[Dataset rows describing interfaces]
####################
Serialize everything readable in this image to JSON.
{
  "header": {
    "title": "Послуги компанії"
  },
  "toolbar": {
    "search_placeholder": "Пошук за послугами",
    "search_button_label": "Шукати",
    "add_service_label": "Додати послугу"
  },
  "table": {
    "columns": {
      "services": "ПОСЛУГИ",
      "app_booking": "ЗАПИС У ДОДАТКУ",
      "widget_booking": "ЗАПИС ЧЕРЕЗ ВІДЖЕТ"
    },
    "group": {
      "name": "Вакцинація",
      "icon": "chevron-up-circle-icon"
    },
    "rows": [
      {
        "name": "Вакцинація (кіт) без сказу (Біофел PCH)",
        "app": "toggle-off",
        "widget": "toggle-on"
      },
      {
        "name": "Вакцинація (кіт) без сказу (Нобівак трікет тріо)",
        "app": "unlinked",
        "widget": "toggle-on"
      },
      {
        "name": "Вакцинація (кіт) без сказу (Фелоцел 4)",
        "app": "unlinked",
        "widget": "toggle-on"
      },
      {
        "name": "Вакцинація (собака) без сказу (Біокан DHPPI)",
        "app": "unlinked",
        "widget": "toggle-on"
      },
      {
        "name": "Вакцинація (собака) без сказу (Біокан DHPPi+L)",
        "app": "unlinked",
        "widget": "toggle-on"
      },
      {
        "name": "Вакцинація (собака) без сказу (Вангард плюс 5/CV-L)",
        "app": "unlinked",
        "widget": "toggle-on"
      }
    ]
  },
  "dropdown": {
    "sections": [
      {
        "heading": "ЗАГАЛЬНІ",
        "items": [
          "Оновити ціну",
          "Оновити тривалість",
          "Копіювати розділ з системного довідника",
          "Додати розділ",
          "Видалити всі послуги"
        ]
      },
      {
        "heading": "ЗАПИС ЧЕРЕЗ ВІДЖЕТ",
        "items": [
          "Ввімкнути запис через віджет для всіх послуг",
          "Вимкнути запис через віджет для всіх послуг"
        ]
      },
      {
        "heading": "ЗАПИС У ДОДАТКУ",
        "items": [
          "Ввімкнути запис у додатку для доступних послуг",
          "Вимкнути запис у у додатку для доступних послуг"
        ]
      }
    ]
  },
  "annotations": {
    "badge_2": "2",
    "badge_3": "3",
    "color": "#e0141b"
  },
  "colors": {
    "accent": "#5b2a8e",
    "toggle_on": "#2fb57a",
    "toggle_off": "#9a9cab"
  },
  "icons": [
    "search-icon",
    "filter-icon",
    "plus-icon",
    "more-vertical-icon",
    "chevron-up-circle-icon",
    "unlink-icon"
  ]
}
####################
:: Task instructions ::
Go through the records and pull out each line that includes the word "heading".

:: Output of the exercise ::
        "heading": "ЗАГАЛЬНІ",
        "heading": "ЗАПИС ЧЕРЕЗ ВІДЖЕТ",
        "heading": "ЗАПИС У ДОДАТКУ",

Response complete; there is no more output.